> **Items from a dataset**:
*** Block opens ***
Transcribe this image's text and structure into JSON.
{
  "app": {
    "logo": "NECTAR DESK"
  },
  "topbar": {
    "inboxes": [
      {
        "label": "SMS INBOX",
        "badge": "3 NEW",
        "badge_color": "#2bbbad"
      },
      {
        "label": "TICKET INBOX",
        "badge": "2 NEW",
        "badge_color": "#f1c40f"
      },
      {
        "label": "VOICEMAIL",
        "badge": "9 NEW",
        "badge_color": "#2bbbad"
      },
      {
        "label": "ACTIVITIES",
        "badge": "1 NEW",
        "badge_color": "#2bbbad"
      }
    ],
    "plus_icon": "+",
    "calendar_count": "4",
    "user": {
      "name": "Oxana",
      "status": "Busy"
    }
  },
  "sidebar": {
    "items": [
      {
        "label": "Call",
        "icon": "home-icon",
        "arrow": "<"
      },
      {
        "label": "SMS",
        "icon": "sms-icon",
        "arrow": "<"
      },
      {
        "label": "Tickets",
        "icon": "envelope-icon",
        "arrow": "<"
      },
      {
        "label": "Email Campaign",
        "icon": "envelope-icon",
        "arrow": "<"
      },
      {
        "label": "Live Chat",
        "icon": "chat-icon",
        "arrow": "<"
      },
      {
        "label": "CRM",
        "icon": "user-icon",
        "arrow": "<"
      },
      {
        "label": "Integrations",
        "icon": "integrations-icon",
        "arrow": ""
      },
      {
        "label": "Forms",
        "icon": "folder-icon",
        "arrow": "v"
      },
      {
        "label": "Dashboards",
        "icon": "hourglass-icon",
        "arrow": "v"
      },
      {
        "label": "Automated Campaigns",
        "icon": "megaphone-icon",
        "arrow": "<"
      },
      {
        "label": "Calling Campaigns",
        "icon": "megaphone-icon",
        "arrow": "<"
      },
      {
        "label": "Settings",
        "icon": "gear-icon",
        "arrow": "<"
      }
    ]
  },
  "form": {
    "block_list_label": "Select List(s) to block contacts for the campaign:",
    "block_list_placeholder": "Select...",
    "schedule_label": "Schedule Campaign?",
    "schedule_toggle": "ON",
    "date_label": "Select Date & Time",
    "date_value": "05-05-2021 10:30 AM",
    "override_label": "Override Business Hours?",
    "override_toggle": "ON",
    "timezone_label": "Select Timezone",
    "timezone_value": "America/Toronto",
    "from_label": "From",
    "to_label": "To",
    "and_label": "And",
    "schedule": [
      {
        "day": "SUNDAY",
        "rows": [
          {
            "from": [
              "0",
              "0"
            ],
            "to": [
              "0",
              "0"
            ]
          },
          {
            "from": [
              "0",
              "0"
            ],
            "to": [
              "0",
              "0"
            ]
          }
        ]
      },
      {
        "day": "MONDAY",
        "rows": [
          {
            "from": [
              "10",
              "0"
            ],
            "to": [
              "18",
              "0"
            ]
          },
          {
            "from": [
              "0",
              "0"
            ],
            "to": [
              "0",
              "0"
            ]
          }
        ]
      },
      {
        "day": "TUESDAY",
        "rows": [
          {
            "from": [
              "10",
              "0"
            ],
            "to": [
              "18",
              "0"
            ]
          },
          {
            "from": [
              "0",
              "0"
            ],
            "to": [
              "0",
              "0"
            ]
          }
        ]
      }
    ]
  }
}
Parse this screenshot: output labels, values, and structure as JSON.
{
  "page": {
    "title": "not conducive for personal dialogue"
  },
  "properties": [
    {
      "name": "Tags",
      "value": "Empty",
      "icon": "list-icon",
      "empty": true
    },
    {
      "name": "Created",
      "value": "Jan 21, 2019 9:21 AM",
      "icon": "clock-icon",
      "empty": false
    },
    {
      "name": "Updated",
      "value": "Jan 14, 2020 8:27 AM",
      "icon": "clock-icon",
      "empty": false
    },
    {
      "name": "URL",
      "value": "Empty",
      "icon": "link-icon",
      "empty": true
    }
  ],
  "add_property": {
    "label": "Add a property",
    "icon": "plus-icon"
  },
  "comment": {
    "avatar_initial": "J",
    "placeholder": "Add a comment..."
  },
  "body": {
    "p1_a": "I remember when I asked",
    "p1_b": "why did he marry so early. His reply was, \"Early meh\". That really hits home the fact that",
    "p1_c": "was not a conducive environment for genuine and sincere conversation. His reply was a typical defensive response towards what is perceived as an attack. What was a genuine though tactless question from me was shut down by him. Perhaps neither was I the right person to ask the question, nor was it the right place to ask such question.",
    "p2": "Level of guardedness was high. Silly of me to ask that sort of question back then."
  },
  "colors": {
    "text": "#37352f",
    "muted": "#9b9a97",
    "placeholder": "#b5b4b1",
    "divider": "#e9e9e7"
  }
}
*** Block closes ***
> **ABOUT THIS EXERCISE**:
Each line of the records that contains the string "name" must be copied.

> **COMPLETED TASK**:
      "name": "Oxana",
      "name": "Tags",
      "name": "Created",
      "name": "Updated",
      "name": "URL",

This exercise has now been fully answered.